- WHAT NEEDS TO BE DONE -
If a line in the data contains "person", copy it out.

- DATA EXTRACT -
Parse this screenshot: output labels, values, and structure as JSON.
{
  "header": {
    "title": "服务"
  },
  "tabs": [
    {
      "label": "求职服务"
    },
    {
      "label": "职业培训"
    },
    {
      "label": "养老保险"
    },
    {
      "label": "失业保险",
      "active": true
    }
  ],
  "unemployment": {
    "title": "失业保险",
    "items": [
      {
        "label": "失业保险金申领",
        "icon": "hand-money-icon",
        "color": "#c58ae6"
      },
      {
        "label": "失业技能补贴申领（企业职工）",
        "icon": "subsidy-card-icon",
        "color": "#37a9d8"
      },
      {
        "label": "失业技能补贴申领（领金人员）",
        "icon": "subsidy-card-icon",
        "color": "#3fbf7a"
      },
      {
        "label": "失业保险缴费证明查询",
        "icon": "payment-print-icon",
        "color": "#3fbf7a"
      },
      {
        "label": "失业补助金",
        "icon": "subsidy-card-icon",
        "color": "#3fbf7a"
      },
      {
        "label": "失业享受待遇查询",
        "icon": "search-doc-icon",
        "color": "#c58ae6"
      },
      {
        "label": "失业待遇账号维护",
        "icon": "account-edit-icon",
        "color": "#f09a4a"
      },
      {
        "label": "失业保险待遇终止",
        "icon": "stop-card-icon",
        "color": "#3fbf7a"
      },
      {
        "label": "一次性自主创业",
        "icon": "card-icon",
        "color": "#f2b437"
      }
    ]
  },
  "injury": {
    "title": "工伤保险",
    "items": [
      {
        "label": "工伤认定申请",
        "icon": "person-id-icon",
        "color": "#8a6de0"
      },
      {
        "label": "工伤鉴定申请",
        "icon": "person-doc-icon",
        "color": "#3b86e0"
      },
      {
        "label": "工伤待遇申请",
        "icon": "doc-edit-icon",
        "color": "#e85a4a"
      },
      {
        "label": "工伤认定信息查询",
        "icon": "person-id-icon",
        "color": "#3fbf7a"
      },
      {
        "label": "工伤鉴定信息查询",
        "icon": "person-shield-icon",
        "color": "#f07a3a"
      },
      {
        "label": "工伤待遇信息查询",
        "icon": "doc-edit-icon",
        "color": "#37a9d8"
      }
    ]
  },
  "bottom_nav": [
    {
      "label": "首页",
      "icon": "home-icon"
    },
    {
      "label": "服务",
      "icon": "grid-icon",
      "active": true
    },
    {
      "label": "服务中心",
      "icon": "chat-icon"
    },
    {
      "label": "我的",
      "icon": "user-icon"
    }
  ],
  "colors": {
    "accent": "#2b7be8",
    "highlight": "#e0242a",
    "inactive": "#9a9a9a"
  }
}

- WRITTEN ANSWER -
        "icon": "person-id-icon",
        "icon": "person-doc-icon",
        "icon": "person-id-icon",
        "icon": "person-shield-icon",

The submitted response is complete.